#### What you should do
In the entries, find all lines that hold the word "ysskrishna" and copy them.

== Segment start ==

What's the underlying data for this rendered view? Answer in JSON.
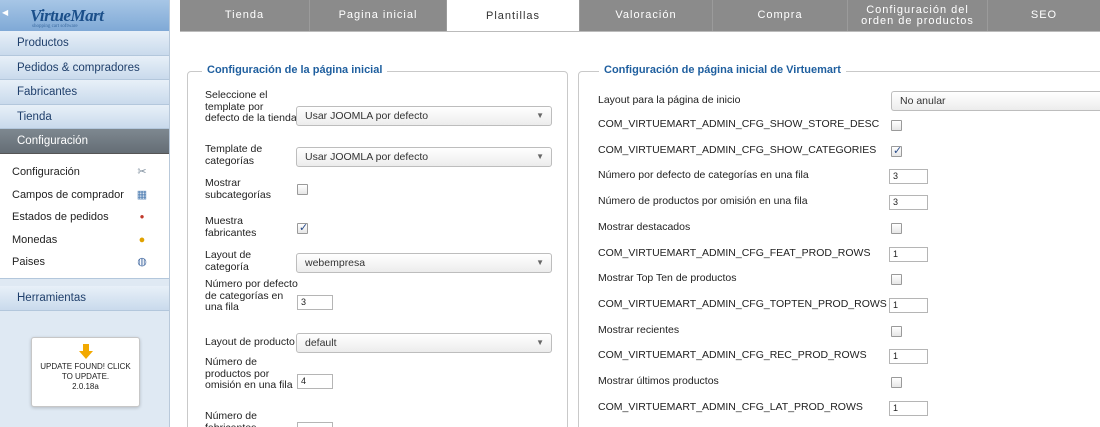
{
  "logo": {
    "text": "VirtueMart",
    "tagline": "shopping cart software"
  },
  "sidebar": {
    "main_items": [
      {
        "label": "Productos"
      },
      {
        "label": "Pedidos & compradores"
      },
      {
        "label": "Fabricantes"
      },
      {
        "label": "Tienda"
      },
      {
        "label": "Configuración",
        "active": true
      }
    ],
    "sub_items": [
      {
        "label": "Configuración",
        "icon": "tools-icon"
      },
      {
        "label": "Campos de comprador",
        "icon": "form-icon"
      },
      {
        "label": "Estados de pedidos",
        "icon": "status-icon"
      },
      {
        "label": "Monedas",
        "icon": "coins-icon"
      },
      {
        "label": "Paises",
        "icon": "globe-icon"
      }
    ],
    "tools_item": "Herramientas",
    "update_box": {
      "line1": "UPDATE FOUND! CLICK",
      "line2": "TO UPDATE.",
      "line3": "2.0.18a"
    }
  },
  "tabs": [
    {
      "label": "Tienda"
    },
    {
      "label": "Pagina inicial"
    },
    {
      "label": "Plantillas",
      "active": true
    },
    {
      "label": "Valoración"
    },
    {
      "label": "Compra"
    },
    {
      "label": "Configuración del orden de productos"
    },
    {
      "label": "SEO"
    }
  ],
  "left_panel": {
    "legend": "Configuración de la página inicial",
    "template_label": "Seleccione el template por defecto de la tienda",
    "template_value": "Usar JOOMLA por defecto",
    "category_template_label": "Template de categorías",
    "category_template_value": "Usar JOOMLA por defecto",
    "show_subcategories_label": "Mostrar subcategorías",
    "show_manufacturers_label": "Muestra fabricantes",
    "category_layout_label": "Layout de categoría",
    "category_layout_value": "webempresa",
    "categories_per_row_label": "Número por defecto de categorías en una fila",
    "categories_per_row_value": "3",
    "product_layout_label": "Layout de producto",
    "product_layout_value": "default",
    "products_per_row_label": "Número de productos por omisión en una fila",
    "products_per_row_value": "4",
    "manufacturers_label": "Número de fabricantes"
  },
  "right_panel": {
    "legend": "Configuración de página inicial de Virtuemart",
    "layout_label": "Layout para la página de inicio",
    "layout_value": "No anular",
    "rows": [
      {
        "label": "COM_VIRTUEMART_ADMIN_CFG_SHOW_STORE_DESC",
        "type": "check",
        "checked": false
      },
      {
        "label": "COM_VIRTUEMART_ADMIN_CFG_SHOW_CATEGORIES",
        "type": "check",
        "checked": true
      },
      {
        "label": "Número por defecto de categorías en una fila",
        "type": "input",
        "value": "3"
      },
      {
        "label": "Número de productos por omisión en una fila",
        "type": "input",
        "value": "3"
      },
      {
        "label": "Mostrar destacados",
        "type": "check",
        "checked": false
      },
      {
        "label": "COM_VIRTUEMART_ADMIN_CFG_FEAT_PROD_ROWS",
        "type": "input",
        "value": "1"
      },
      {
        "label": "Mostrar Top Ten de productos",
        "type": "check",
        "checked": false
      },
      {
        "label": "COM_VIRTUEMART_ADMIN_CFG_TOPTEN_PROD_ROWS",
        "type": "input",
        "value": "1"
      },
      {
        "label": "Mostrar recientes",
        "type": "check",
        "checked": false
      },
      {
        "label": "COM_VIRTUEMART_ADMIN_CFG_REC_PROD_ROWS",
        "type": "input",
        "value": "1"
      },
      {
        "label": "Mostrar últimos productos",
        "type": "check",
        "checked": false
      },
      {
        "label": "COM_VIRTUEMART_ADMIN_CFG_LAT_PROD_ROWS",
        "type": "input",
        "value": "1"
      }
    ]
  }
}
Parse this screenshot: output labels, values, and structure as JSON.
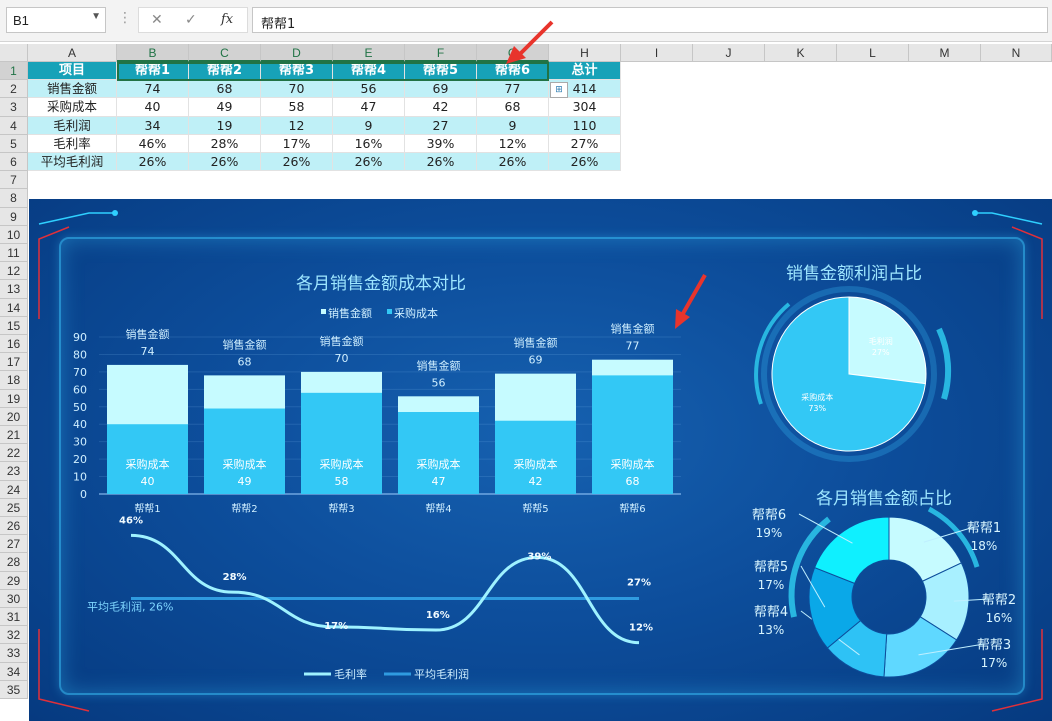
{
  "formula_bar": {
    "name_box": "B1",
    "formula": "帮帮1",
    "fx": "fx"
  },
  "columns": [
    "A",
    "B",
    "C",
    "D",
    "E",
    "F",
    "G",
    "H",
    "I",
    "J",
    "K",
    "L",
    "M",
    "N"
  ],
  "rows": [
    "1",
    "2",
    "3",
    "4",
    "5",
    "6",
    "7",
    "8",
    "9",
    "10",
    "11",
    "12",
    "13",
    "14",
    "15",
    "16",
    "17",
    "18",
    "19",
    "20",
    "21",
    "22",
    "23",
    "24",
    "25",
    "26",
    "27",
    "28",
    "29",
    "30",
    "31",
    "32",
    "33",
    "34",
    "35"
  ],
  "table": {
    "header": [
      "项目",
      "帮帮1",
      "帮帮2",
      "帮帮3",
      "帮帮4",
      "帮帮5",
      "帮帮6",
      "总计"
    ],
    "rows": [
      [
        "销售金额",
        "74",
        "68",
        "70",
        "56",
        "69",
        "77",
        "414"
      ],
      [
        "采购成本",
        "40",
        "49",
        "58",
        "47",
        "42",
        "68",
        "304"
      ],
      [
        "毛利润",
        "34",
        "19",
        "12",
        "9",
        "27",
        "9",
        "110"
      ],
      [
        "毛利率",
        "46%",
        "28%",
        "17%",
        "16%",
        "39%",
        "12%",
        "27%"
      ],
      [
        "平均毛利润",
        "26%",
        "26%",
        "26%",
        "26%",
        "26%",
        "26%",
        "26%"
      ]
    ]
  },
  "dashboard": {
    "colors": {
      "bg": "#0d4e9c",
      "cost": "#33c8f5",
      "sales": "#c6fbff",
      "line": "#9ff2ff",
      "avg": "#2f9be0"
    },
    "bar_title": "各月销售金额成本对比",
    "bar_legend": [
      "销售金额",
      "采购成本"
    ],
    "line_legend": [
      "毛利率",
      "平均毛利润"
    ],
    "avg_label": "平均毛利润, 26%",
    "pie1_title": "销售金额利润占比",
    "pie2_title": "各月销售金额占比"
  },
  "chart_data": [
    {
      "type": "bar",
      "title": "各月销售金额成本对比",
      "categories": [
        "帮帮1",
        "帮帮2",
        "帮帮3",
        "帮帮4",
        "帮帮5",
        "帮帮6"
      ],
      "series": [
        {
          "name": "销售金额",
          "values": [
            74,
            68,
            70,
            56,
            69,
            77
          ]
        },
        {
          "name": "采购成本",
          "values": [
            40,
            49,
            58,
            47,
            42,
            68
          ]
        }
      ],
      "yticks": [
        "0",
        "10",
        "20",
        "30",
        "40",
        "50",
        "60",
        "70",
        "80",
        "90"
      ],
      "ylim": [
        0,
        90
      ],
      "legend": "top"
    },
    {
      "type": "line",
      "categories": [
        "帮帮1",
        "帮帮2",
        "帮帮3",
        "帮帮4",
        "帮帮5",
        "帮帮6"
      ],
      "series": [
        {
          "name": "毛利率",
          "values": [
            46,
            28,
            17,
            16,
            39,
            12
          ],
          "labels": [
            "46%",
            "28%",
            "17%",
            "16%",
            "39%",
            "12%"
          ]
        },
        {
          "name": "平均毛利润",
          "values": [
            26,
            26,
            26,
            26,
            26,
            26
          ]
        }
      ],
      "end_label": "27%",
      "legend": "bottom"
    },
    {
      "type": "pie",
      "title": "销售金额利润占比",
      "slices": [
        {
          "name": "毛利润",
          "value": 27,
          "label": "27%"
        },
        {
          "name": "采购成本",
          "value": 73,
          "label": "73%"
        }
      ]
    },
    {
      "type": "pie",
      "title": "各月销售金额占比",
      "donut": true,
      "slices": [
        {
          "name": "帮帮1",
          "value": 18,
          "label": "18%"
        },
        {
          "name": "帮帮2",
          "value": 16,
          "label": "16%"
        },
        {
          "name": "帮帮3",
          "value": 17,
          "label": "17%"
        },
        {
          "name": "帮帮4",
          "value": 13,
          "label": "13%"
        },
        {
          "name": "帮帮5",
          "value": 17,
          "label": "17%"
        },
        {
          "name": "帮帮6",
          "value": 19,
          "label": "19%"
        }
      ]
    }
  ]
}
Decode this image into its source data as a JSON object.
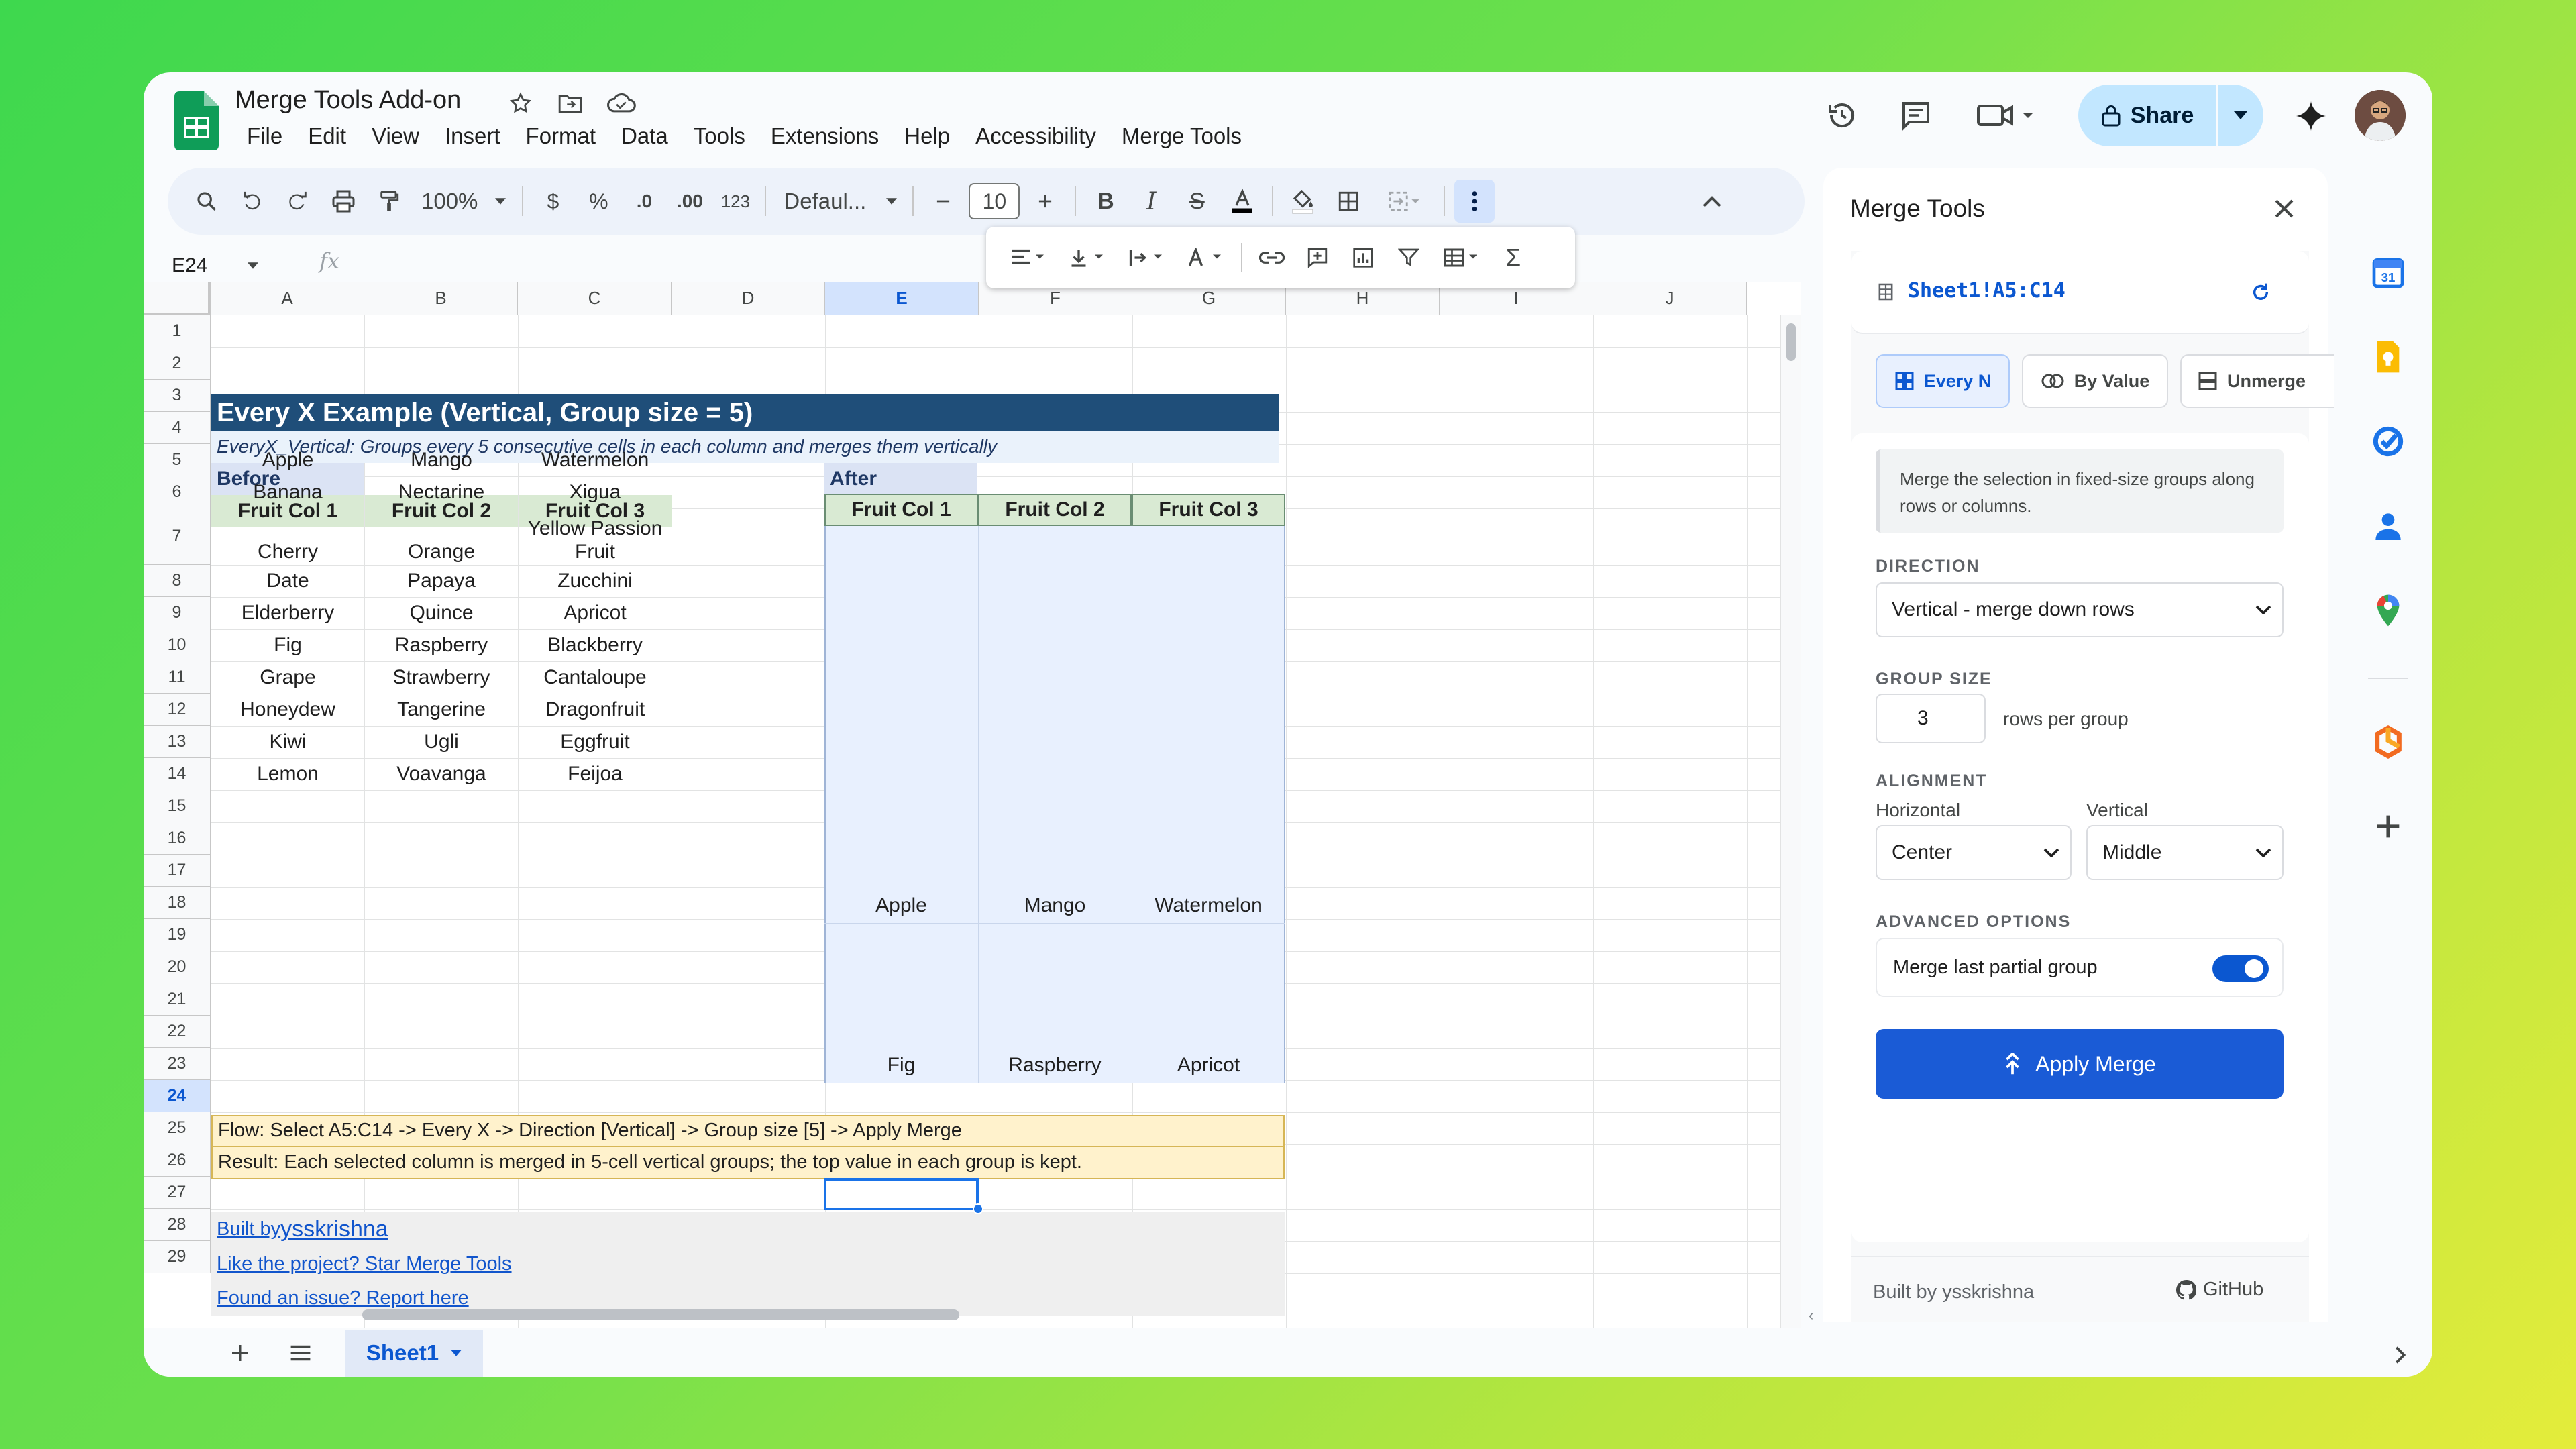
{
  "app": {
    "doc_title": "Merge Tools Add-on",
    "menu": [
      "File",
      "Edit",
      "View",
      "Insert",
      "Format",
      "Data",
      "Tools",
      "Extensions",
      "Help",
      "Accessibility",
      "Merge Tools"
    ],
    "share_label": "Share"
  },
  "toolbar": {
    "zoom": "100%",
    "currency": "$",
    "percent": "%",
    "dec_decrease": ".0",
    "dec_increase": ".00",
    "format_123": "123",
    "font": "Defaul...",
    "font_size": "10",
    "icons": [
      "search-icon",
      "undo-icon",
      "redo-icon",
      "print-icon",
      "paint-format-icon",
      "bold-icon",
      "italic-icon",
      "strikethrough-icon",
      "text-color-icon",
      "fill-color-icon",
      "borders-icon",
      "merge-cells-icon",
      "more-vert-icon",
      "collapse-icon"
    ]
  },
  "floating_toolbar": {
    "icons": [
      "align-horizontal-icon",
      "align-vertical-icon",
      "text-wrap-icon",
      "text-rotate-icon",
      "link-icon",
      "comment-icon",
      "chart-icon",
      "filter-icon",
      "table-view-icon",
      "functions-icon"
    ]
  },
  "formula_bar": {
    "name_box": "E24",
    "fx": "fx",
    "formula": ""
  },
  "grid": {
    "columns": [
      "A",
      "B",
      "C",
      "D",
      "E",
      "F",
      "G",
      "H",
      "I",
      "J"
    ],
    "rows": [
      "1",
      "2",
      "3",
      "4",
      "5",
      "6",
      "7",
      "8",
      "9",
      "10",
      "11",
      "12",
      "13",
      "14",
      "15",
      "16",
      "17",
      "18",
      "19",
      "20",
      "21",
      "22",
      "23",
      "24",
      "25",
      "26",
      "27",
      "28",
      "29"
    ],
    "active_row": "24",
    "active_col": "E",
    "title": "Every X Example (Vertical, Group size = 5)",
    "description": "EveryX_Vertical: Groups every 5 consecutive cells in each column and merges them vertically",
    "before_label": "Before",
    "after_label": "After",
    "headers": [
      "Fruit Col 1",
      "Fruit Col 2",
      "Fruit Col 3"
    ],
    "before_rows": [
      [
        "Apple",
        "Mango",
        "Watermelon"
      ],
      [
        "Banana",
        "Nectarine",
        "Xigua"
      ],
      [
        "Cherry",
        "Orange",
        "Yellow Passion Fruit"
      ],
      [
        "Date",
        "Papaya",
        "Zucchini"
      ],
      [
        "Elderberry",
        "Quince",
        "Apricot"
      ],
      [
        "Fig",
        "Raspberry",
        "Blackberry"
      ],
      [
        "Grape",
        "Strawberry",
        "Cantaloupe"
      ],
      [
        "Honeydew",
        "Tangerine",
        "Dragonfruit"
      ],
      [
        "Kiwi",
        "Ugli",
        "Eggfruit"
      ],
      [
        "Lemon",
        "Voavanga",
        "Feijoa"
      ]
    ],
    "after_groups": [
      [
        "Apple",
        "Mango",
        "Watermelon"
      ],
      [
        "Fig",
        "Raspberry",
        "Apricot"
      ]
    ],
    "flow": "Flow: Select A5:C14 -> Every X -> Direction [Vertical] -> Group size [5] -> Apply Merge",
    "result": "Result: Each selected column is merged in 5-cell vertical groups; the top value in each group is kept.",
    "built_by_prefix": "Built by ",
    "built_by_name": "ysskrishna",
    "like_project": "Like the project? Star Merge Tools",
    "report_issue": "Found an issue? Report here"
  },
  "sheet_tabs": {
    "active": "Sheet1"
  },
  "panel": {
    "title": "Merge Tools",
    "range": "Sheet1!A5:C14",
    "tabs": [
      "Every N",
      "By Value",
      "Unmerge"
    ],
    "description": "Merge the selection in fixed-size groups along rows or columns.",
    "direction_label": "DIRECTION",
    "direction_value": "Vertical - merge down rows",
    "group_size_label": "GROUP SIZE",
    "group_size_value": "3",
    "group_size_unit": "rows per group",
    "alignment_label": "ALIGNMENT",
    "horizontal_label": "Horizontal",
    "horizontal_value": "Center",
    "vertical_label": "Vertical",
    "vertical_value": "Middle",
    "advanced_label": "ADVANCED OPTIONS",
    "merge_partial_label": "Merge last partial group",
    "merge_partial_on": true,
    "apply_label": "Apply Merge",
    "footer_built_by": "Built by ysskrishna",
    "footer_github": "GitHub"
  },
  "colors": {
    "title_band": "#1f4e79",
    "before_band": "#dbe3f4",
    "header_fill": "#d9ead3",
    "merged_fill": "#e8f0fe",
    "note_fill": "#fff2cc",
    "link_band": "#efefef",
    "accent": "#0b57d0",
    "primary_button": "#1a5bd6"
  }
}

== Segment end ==

#### Reply
    "built_by_name": "ysskrishna",
    "footer_built_by": "Built by ysskrishna",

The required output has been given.